What you need to do: Search the entries below for "płatności" and copy each matching line.
=== Section Start ===
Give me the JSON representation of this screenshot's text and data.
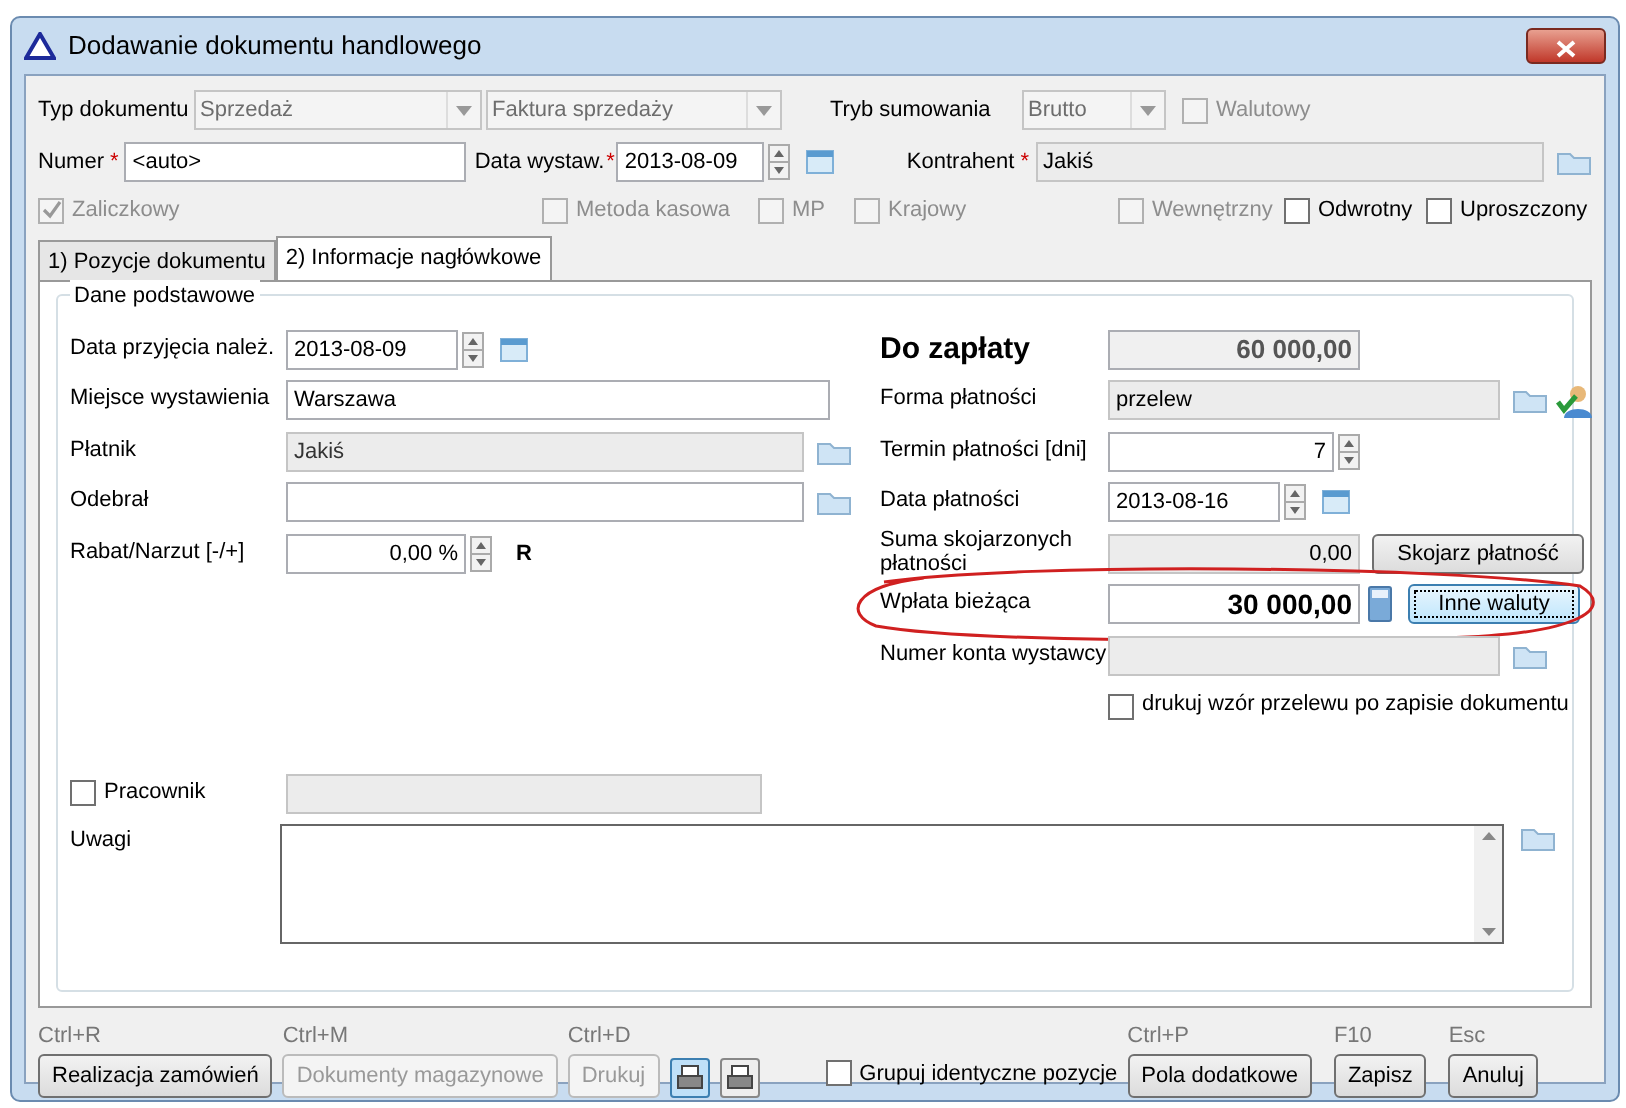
{
  "window": {
    "title": "Dodawanie dokumentu handlowego"
  },
  "header": {
    "typ_dokumentu": {
      "label": "Typ dokumentu",
      "value": "Sprzedaż",
      "disabled": true
    },
    "rodzaj": {
      "value": "Faktura sprzedaży",
      "disabled": true
    },
    "tryb_sumowania": {
      "label": "Tryb sumowania",
      "value": "Brutto",
      "disabled": true
    },
    "walutowy": {
      "label": "Walutowy",
      "checked": false,
      "disabled": true
    },
    "numer": {
      "label": "Numer",
      "required_mark": "*",
      "value": "<auto>"
    },
    "data_wystawienia": {
      "label": "Data wystaw.",
      "required_mark": "*",
      "value": "2013-08-09"
    },
    "kontrahent": {
      "label": "Kontrahent",
      "required_mark": "*",
      "value": "Jakiś"
    },
    "options": [
      {
        "label": "Zaliczkowy",
        "checked": true,
        "disabled": true
      },
      {
        "label": "Metoda kasowa",
        "checked": false,
        "disabled": true
      },
      {
        "label": "MP",
        "checked": false,
        "disabled": true
      },
      {
        "label": "Krajowy",
        "checked": false,
        "disabled": true
      },
      {
        "label": "Wewnętrzny",
        "checked": false,
        "disabled": true
      },
      {
        "label": "Odwrotny",
        "checked": false,
        "disabled": false
      },
      {
        "label": "Uproszczony",
        "checked": false,
        "disabled": false
      }
    ]
  },
  "tabs": [
    {
      "label": "1) Pozycje dokumentu",
      "selected": false
    },
    {
      "label": "2) Informacje nagłówkowe",
      "selected": true
    }
  ],
  "group": {
    "title": "Dane podstawowe",
    "left": [
      {
        "kind": "date",
        "label": "Data przyjęcia należ.",
        "value": "2013-08-09"
      },
      {
        "kind": "text",
        "label": "Miejsce wystawienia",
        "value": "Warszawa"
      },
      {
        "kind": "lookup",
        "label": "Płatnik",
        "value": "Jakiś",
        "disabled": true
      },
      {
        "kind": "lookup",
        "label": "Odebrał",
        "disabled": false
      },
      {
        "kind": "percent",
        "label": "Rabat/Narzut [-/+]",
        "value": "0,00 %",
        "suffix": "R"
      }
    ],
    "right": [
      {
        "kind": "total",
        "label": "Do zapłaty",
        "value": "60 000,00"
      },
      {
        "kind": "lookup_user",
        "label": "Forma płatności",
        "value": "przelew",
        "disabled": true
      },
      {
        "kind": "number",
        "label": "Termin płatności [dni]",
        "value": "7"
      },
      {
        "kind": "date",
        "label": "Data płatności",
        "value": "2013-08-16"
      },
      {
        "kind": "sum",
        "label": "Suma skojarzonych płatności",
        "value": "0,00",
        "button": "Skojarz płatność",
        "disabled": true
      },
      {
        "kind": "payment",
        "label": "Wpłata bieżąca",
        "value": "30 000,00",
        "button": "Inne waluty",
        "circled": true
      },
      {
        "kind": "lookup",
        "label": "Numer konta wystawcy",
        "disabled": true
      },
      {
        "kind": "checkbox",
        "label": "drukuj wzór przelewu po zapisie dokumentu",
        "checked": false
      }
    ]
  },
  "pracownik": {
    "label": "Pracownik",
    "checked": false
  },
  "uwagi": {
    "label": "Uwagi"
  },
  "footer": [
    {
      "kind": "button",
      "shortcut": "Ctrl+R",
      "label": "Realizacja zamówień",
      "disabled": false
    },
    {
      "kind": "button",
      "shortcut": "Ctrl+M",
      "label": "Dokumenty magazynowe",
      "disabled": true
    },
    {
      "kind": "button",
      "shortcut": "Ctrl+D",
      "label": "Drukuj",
      "disabled": true
    },
    {
      "kind": "print",
      "pressed": true
    },
    {
      "kind": "print",
      "pressed": false
    },
    {
      "kind": "checkbox",
      "label": "Grupuj identyczne pozycje",
      "checked": false
    },
    {
      "kind": "button",
      "shortcut": "Ctrl+P",
      "label": "Pola dodatkowe",
      "disabled": false
    },
    {
      "kind": "button",
      "shortcut": "F10",
      "label": "Zapisz",
      "disabled": false
    },
    {
      "kind": "button",
      "shortcut": "Esc",
      "label": "Anuluj",
      "disabled": false
    }
  ]
}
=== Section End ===
Response area:
        "label": "Forma płatności",
        "label": "Termin płatności [dni]",
        "label": "Data płatności",
        "label": "Suma skojarzonych płatności",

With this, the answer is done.